The factory offers a drill motor adapter, but it is so simple to make that I feel a machinist would resent paying $12 or $15 for it (I forget what the factory price on it is, because we haven't ordered one for quite a while, but it is about that price.) Therefore, when we get your order, we send you a sheet showing how to make your own drill motor adapter. The arrival of the sheet at your place lets you know we got your order, and gives you something to be making while you await the arrival of your Cole Drill," (In most cases the Drill is ordered the same day we send the sheet to you.)
I have now shipped Cole drills to almost every state in the U.S., several to Canada, one to a Russian in England, one to a plantation owner in Paupau/New Guinea, and several to Australia and New Zealand.
The COLE DRILL is supplied complete as shown in the above photograph, exceptfor the twist drill bit, which is shown for illustrative purposes only.
Cole Drill Pricing:
US Customers: US$230.00 (includes shipping by UPS to any address in theLower 48 states.)
Canadian Customers: C$397.00 (This item is airmailed to you from the U.S. You will be charged GST and Canada Posts handling fee when they deliver your goods to you.) BC residents add $27.79 PST Customers outside US or Canada: C$415.00 (includes surface postage from theU.S.A.)
To See the Cole Drill Earning it's keep, in full color, click HERE....
In recent days I've been making a new set of legs and bed planks for my Conover wood lathe. Each leg is built up from a standard 2x6 sandwiched in the middle of 4 layers of Douglas fir "microlam".
Microlam is like plywood, except that all the grain goes one way, instead of having alternate layers at 90 degrees to each other. Microlam is about the ideal material for bed planks in a Conover lathe. It comes in one standard thickness: 1-3/4". I bought 2 pieces, one 14" wide and one 12" wide ... ran 'em through the table saw, and ........naw, you don't want all them details.
Anyway, each leg consists of 5 layers, all held together with 9 tie-bolts made from 1/2" redi rod. All the holes in the leg pieces were drilled on the drill press. Once the legs were done, the bed planks (which are, in this case 7' 9" long) drop into place in spaces left on either side of the central 2x6 piece, and then the bed planks are match drilled from the legs,
and then bolted into place. All the holes are 9/16" diameter, drilled with a good quality HSS brad point drill. I did 12 of the 16 holes with my 1/2" electric drill, and believe me, it has plenty of torque for the job. But it is no piece of cake if your shoulders are in less than ideal shape. After 12 holes, I was about whacked, so I decided to try doing the last 4 holes
with the Cole Drill.

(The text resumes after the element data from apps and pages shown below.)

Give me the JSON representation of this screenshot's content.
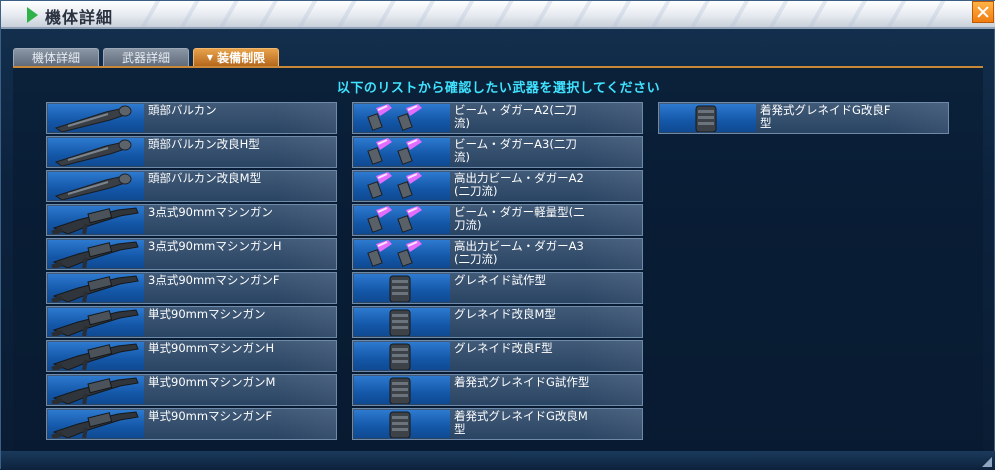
{
  "window": {
    "title": "機体詳細"
  },
  "tabs": [
    {
      "label": "機体詳細"
    },
    {
      "label": "武器詳細"
    },
    {
      "label": "装備制限"
    }
  ],
  "prompt": "以下のリストから確認したい武器を選択してください",
  "weapons": {
    "column1": [
      {
        "name": "頭部バルカン",
        "icon": "vulcan-icon"
      },
      {
        "name": "頭部バルカン改良H型",
        "icon": "vulcan-icon"
      },
      {
        "name": "頭部バルカン改良M型",
        "icon": "vulcan-icon"
      },
      {
        "name": "3点式90mmマシンガン",
        "icon": "machine-gun-icon"
      },
      {
        "name": "3点式90mmマシンガンH",
        "icon": "machine-gun-icon"
      },
      {
        "name": "3点式90mmマシンガンF",
        "icon": "machine-gun-icon"
      },
      {
        "name": "単式90mmマシンガン",
        "icon": "machine-gun-icon"
      },
      {
        "name": "単式90mmマシンガンH",
        "icon": "machine-gun-icon"
      },
      {
        "name": "単式90mmマシンガンM",
        "icon": "machine-gun-icon"
      },
      {
        "name": "単式90mmマシンガンF",
        "icon": "machine-gun-icon"
      }
    ],
    "column2": [
      {
        "name": "ビーム・ダガーA2(二刀\n流)",
        "icon": "beam-dagger-icon"
      },
      {
        "name": "ビーム・ダガーA3(二刀\n流)",
        "icon": "beam-dagger-icon"
      },
      {
        "name": "高出力ビーム・ダガーA2\n(二刀流)",
        "icon": "beam-dagger-icon"
      },
      {
        "name": "ビーム・ダガー軽量型(二\n刀流)",
        "icon": "beam-dagger-icon"
      },
      {
        "name": "高出力ビーム・ダガーA3\n(二刀流)",
        "icon": "beam-dagger-icon"
      },
      {
        "name": "グレネイド試作型",
        "icon": "grenade-icon"
      },
      {
        "name": "グレネイド改良M型",
        "icon": "grenade-icon"
      },
      {
        "name": "グレネイド改良F型",
        "icon": "grenade-icon"
      },
      {
        "name": "着発式グレネイドG試作型",
        "icon": "grenade-icon"
      },
      {
        "name": "着発式グレネイドG改良M\n型",
        "icon": "grenade-icon"
      }
    ],
    "column3": [
      {
        "name": "着発式グレネイドG改良F\n型",
        "icon": "grenade-icon"
      }
    ]
  },
  "colors": {
    "accent": "#3fe3ff",
    "tab_active": "#e7a24a",
    "thumb_bg": "#1f6bc0",
    "beam": "#d638ff"
  }
}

What a difference! The holes went in almost effortlessly, with no strain on yours truly, and when done, they all lined up much better than the ones done with the electric drill. The only effort required was in screwing the hex nut under the ratchet handle in or out to advance or withdraw the drill, and that was no sweat. Plus I had to crank the handle, of course - but it's got an 8" throw, so cranking the drill into the wood - even Douglas fir - was dead easy. I wish I'd done all 16 holes with the Cole Drill - my shoulders would be feeling much better tonight! GBL
The Cole vise weighs about 60 lb.. It can be mounted to a bench, vehicle bed or bumper or other sturdy appurtenance by means of the anvil which comes with it. When so mounted, the vise can be swiveled 360° around a horizontal axis. The vise can be removed from the anvil/mounting unit and used by itself, as described above. It is sometimes convenient to grab the column of the Cole Drill in the vise as a means of immobilizing the Drill for use.
Current price on the vise, from us, is US$250.
Canadian customers: If you want a Cole Vise, please call us at 604-922-4909 for a quote.